Manage Your Media Career Expectations
This is a tough one, especially if you aren't exactly sure what kind of a job you want. Depending on your perspective, it can be difficult to separate what you want from what you can reasonably expect. This is when it pays to keep your long-term goal, working in the media & entertainment industries doing a job you really love, in mind.
Consider what you really want to get out of the job you are looking for, and manage your expectations accordingly. For example, is the job itself very important to you (as in, I'd like to get a job as an editorial assistant at any magazine)? Or is the environment and the product more important to you (I'll do anything to get in the door at MTV)? Finally, is it a person that you would like to work for that is the most important element (I want to work for a specific producer because I know she would be an amazing teacher)?

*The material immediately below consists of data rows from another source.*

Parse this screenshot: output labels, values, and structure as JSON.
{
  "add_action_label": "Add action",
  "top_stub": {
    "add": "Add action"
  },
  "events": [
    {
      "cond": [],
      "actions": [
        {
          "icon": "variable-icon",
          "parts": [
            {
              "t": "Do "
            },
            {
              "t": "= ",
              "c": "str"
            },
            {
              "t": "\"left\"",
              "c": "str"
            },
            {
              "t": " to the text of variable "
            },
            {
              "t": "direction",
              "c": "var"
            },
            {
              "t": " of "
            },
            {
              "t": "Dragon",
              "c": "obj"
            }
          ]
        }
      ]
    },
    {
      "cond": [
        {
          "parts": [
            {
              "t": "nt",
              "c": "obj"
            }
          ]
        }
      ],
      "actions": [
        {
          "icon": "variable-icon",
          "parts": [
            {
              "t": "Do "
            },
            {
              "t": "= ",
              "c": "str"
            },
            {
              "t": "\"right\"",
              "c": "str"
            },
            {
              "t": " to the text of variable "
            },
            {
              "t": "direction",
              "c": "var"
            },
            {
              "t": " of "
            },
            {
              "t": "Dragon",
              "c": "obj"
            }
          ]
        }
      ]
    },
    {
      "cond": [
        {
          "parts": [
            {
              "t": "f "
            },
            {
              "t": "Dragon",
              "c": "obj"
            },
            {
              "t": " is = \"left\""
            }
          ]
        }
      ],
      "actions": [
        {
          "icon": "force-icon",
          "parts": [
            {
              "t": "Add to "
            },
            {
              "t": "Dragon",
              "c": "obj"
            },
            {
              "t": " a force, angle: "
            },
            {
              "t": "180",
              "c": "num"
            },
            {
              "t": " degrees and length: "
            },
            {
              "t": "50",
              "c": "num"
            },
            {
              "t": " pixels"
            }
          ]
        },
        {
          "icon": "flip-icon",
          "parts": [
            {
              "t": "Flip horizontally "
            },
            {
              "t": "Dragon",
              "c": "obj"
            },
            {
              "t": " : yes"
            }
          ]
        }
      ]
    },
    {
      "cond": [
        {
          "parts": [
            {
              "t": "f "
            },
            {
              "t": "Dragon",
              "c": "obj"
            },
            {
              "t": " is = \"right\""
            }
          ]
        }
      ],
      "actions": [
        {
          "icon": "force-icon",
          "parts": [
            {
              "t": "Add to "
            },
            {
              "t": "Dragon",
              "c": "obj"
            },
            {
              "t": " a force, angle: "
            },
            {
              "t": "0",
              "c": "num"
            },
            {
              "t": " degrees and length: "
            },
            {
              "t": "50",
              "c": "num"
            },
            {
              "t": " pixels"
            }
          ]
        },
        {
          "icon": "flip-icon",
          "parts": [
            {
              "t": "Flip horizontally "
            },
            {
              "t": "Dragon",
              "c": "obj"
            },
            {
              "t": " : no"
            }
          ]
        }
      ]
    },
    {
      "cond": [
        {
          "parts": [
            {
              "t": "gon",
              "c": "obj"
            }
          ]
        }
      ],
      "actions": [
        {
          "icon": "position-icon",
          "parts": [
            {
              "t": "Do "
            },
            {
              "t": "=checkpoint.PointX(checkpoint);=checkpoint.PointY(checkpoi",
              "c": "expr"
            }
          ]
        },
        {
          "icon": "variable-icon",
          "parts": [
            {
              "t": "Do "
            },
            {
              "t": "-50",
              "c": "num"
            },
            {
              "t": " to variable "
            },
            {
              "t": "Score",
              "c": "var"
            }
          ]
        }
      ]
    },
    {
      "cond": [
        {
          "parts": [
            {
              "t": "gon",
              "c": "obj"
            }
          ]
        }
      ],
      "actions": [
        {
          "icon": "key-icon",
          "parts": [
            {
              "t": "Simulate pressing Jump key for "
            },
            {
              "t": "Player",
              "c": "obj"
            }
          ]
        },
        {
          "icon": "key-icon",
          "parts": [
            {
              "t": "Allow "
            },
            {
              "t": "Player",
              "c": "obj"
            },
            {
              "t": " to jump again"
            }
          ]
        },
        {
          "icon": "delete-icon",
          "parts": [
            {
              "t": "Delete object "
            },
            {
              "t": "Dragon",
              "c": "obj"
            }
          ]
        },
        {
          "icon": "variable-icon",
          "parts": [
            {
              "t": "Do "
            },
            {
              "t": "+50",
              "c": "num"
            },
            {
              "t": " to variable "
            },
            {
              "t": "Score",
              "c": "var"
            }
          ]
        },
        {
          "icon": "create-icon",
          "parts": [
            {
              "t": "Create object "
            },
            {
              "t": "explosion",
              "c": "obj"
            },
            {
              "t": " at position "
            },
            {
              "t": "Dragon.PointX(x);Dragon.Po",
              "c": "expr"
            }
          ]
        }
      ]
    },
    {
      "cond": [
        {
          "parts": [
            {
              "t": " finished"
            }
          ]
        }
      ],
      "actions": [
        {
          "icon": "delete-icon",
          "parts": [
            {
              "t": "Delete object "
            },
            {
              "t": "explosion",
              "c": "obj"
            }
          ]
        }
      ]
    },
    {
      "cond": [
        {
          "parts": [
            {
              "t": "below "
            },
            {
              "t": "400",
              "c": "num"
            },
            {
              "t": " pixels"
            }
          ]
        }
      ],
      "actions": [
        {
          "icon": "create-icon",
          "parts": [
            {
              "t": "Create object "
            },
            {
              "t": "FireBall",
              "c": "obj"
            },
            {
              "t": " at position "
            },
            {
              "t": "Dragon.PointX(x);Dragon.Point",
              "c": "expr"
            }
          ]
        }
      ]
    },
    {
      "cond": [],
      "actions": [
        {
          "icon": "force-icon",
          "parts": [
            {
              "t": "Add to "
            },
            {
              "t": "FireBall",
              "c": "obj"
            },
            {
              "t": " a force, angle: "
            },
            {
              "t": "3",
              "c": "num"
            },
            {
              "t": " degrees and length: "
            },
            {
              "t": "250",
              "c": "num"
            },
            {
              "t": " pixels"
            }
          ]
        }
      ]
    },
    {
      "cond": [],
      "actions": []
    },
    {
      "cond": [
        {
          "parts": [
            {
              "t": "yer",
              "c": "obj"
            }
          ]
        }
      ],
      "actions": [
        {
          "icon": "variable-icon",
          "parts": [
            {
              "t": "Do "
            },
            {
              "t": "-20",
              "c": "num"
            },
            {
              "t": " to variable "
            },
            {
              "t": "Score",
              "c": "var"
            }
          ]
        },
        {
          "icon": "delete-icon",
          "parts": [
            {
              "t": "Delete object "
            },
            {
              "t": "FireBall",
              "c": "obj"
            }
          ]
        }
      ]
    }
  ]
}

While the ideal scenario is to find a situation that gives you all of these elements, often it is necessary to choose which one you really want to go after. Working for some large companies can be definite resume-builders, no matter what you do for them. If your resume doesn't need any more building, you might be interested in working for a smaller company whose founder and/or CEO is particularly inspirational to you. There is a lot to be said for finding a great boss - and this can be as easy as asking all of the people you know how they found a great boss. Many times the same names will keep surfacing, and then you know that there is probably some truth to what you are hearing.
Remember, after you get this job and are learning from your position, company and/or boss, your wants and needs will probably change. The trick is to really listen to yourself and know which element is the most important to you at any given point in time. You might find that your next job search becomes just a little easier.